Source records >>
-- Opening Marker --

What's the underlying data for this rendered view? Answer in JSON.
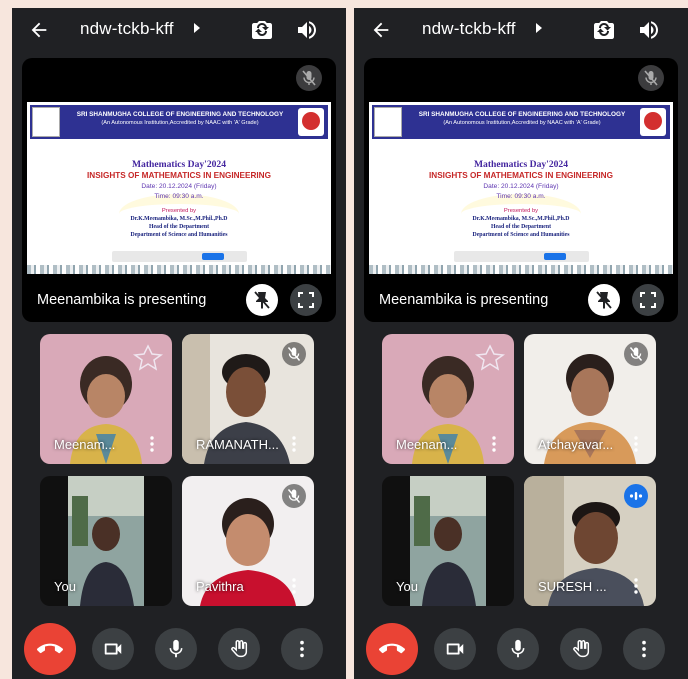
{
  "colors": {
    "background": "#f7e6dd",
    "app_bg": "#202124",
    "end_call": "#ea4335",
    "control_button": "#3c4043",
    "speaking_indicator": "#1a73e8",
    "slide_banner": "#2e3192"
  },
  "screens": [
    {
      "meeting_code": "ndw-tckb-kff",
      "presenter_status": "Meenambika is presenting",
      "slide": {
        "college": "SRI SHANMUGHA COLLEGE OF ENGINEERING AND TECHNOLOGY",
        "accreditation": "(An Autonomous Institution,Accredited by NAAC with 'A' Grade)",
        "event": "Mathematics Day'2024",
        "topic": "INSIGHTS OF MATHEMATICS IN ENGINEERING",
        "date": "Date: 20.12.2024 (Friday)",
        "time": "Time: 09:30 a.m.",
        "presented_by": "Presented by",
        "presenter": "Dr.K.Meenambika, M.Sc.,M.Phil.,Ph.D",
        "role": "Head of the Department",
        "department": "Department of Science and Humanities"
      },
      "participants": [
        {
          "name": "Meenam...",
          "mic": "on"
        },
        {
          "name": "RAMANATH...",
          "mic": "off"
        },
        {
          "name": "You",
          "mic": "on"
        },
        {
          "name": "Pavithra",
          "mic": "off"
        }
      ]
    },
    {
      "meeting_code": "ndw-tckb-kff",
      "presenter_status": "Meenambika is presenting",
      "slide": {
        "college": "SRI SHANMUGHA COLLEGE OF ENGINEERING AND TECHNOLOGY",
        "accreditation": "(An Autonomous Institution,Accredited by NAAC with 'A' Grade)",
        "event": "Mathematics Day'2024",
        "topic": "INSIGHTS OF MATHEMATICS IN ENGINEERING",
        "date": "Date: 20.12.2024 (Friday)",
        "time": "Time: 09:30 a.m.",
        "presented_by": "Presented by",
        "presenter": "Dr.K.Meenambika, M.Sc.,M.Phil.,Ph.D",
        "role": "Head of the Department",
        "department": "Department of Science and Humanities"
      },
      "participants": [
        {
          "name": "Meenam...",
          "mic": "on"
        },
        {
          "name": "Atchayavar...",
          "mic": "off"
        },
        {
          "name": "You",
          "mic": "on"
        },
        {
          "name": "SURESH ...",
          "mic": "speaking"
        }
      ]
    }
  ],
  "icons": {
    "top_bar": [
      "arrow-back-icon",
      "caret-right-icon",
      "camera-switch-icon",
      "volume-icon"
    ],
    "controls": [
      "call-end-icon",
      "video-camera-icon",
      "microphone-icon",
      "raise-hand-icon",
      "more-vert-icon"
    ]
  }
}
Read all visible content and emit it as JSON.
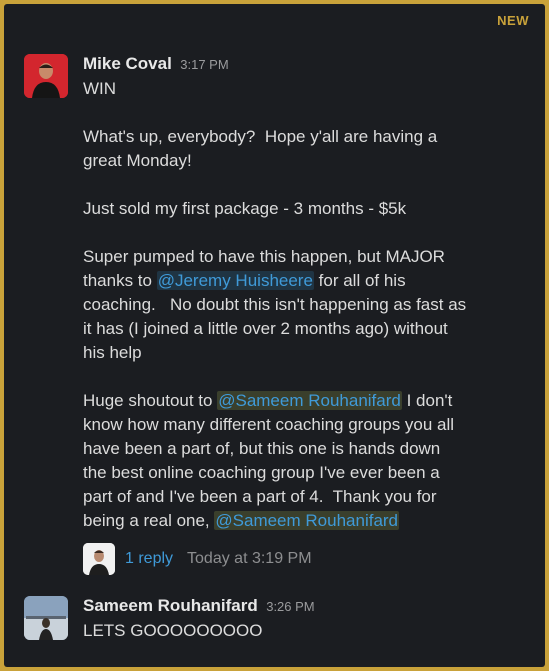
{
  "banner": {
    "new_label": "NEW"
  },
  "message1": {
    "author": "Mike Coval",
    "time": "3:17 PM",
    "lines": [
      "WIN",
      "",
      "What's up, everybody?  Hope y'all are having a",
      "great Monday!",
      "",
      "Just sold my first package - 3 months - $5k",
      "",
      "Super pumped to have this happen, but MAJOR"
    ],
    "mention_line_prefix": "thanks to ",
    "mention1": "@Jeremy Huisheere",
    "mention_line_suffix": " for all of his",
    "lines2": [
      "coaching.   No doubt this isn't happening as fast as",
      "it has (I joined a little over 2 months ago) without",
      "his help",
      ""
    ],
    "shout_prefix": "Huge shoutout to ",
    "mention2": "@Sameem Rouhanifard",
    "shout_suffix": " I don't",
    "lines3": [
      "know how many different coaching groups you all",
      "have been a part of, but this one is hands down",
      "the best online coaching group I've ever been a",
      "part of and I've been a part of 4.  Thank you for"
    ],
    "last_prefix": "being a real one, ",
    "mention3": "@Sameem Rouhanifard"
  },
  "thread": {
    "reply_label": "1 reply",
    "reply_time": "Today at 3:19 PM"
  },
  "message2": {
    "author": "Sameem Rouhanifard",
    "time": "3:26 PM",
    "text": "LETS GOOOOOOOOO"
  }
}
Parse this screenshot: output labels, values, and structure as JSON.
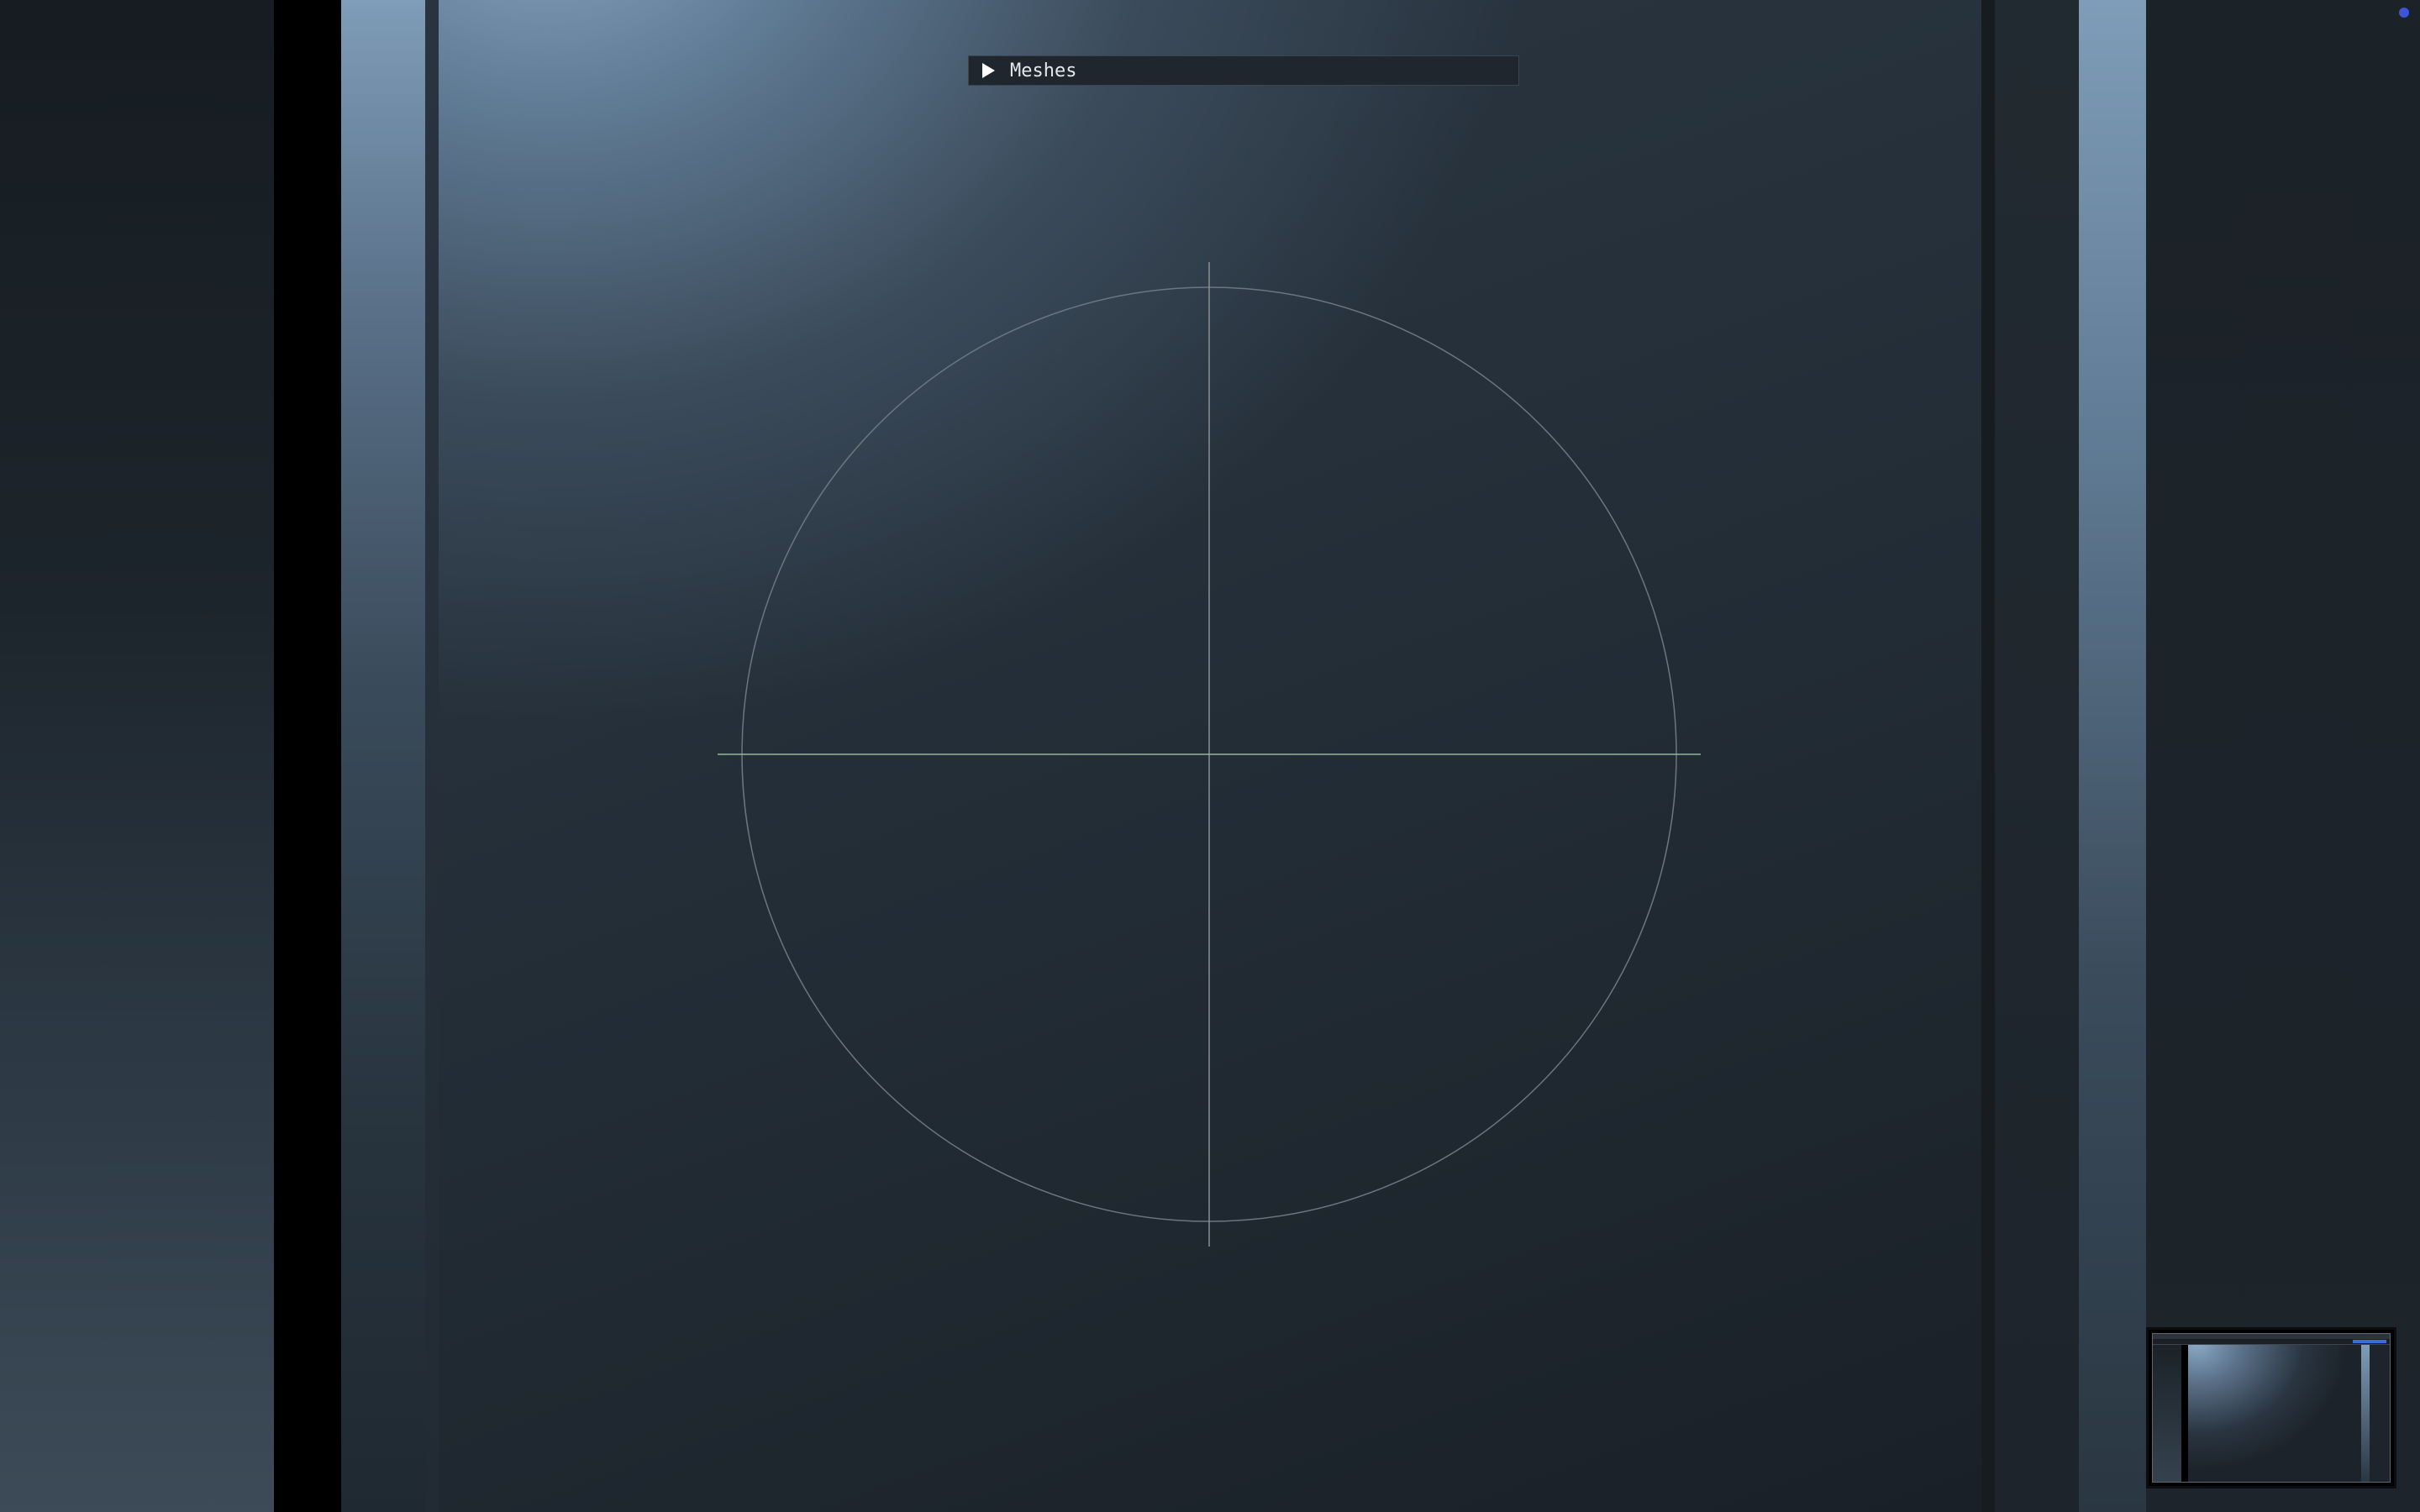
{
  "panel": {
    "title": "Meshes",
    "expand_icon": "play-triangle-icon"
  },
  "viewport": {
    "guide_circle_color": "#6b7680",
    "vertical_axis_color": "#8a8f95",
    "horizontal_axis_color": "#8fb89a"
  },
  "status_indicator": {
    "color": "#3d55d9"
  },
  "window_thumbnail": {
    "accent": "#3b6bd6"
  }
}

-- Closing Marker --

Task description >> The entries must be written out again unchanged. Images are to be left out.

Result for this task >>
What's the underlying data for this rendered view? Answer in JSON.
{
  "colors": {
    "background": "#f7e6dd",
    "app_bg": "#202124",
    "end_call": "#ea4335",
    "control_button": "#3c4043",
    "speaking_indicator": "#1a73e8",
    "slide_banner": "#2e3192"
  },
  "screens": [
    {
      "meeting_code": "ndw-tckb-kff",
      "presenter_status": "Meenambika is presenting",
      "slide": {
        "college": "SRI SHANMUGHA COLLEGE OF ENGINEERING AND TECHNOLOGY",
        "accreditation": "(An Autonomous Institution,Accredited by NAAC with 'A' Grade)",
        "event": "Mathematics Day'2024",
        "topic": "INSIGHTS OF MATHEMATICS IN ENGINEERING",
        "date": "Date: 20.12.2024 (Friday)",
        "time": "Time: 09:30 a.m.",
        "presented_by": "Presented by",
        "presenter": "Dr.K.Meenambika, M.Sc.,M.Phil.,Ph.D",
        "role": "Head of the Department",
        "department": "Department of Science and Humanities"
      },
      "participants": [
        {
          "name": "Meenam...",
          "mic": "on"
        },
        {
          "name": "RAMANATH...",
          "mic": "off"
        },
        {
          "name": "You",
          "mic": "on"
        },
        {
          "name": "Pavithra",
          "mic": "off"
        }
      ]
    },
    {
      "meeting_code": "ndw-tckb-kff",
      "presenter_status": "Meenambika is presenting",
      "slide": {
        "college": "SRI SHANMUGHA COLLEGE OF ENGINEERING AND TECHNOLOGY",
        "accreditation": "(An Autonomous Institution,Accredited by NAAC with 'A' Grade)",
        "event": "Mathematics Day'2024",
        "topic": "INSIGHTS OF MATHEMATICS IN ENGINEERING",
        "date": "Date: 20.12.2024 (Friday)",
        "time": "Time: 09:30 a.m.",
        "presented_by": "Presented by",
        "presenter": "Dr.K.Meenambika, M.Sc.,M.Phil.,Ph.D",
        "role": "Head of the Department",
        "department": "Department of Science and Humanities"
      },
      "participants": [
        {
          "name": "Meenam...",
          "mic": "on"
        },
        {
          "name": "Atchayavar...",
          "mic": "off"
        },
        {
          "name": "You",
          "mic": "on"
        },
        {
          "name": "SURESH ...",
          "mic": "speaking"
        }
      ]
    }
  ],
  "icons": {
    "top_bar": [
      "arrow-back-icon",
      "caret-right-icon",
      "camera-switch-icon",
      "volume-icon"
    ],
    "controls": [
      "call-end-icon",
      "video-camera-icon",
      "microphone-icon",
      "raise-hand-icon",
      "more-vert-icon"
    ]
  }
}
Read all visible content and emit it as JSON.
{
  "banner": {
    "new_label": "NEW"
  },
  "message1": {
    "author": "Mike Coval",
    "time": "3:17 PM",
    "lines": [
      "WIN",
      "",
      "What's up, everybody?  Hope y'all are having a",
      "great Monday!",
      "",
      "Just sold my first package - 3 months - $5k",
      "",
      "Super pumped to have this happen, but MAJOR"
    ],
    "mention_line_prefix": "thanks to ",
    "mention1": "@Jeremy Huisheere",
    "mention_line_suffix": " for all of his",
    "lines2": [
      "coaching.   No doubt this isn't happening as fast as",
      "it has (I joined a little over 2 months ago) without",
      "his help",
      ""
    ],
    "shout_prefix": "Huge shoutout to ",
    "mention2": "@Sameem Rouhanifard",
    "shout_suffix": " I don't",
    "lines3": [
      "know how many different coaching groups you all",
      "have been a part of, but this one is hands down",
      "the best online coaching group I've ever been a",
      "part of and I've been a part of 4.  Thank you for"
    ],
    "last_prefix": "being a real one, ",
    "mention3": "@Sameem Rouhanifard"
  },
  "thread": {
    "reply_label": "1 reply",
    "reply_time": "Today at 3:19 PM"
  },
  "message2": {
    "author": "Sameem Rouhanifard",
    "time": "3:26 PM",
    "text": "LETS GOOOOOOOOO"
  }
}
Parse this screenshot: output labels, values, and structure as JSON.
{
  "panel": {
    "title": "Meshes",
    "expand_icon": "play-triangle-icon"
  },
  "viewport": {
    "guide_circle_color": "#6b7680",
    "vertical_axis_color": "#8a8f95",
    "horizontal_axis_color": "#8fb89a"
  },
  "status_indicator": {
    "color": "#3d55d9"
  },
  "window_thumbnail": {
    "accent": "#3b6bd6"
  }
}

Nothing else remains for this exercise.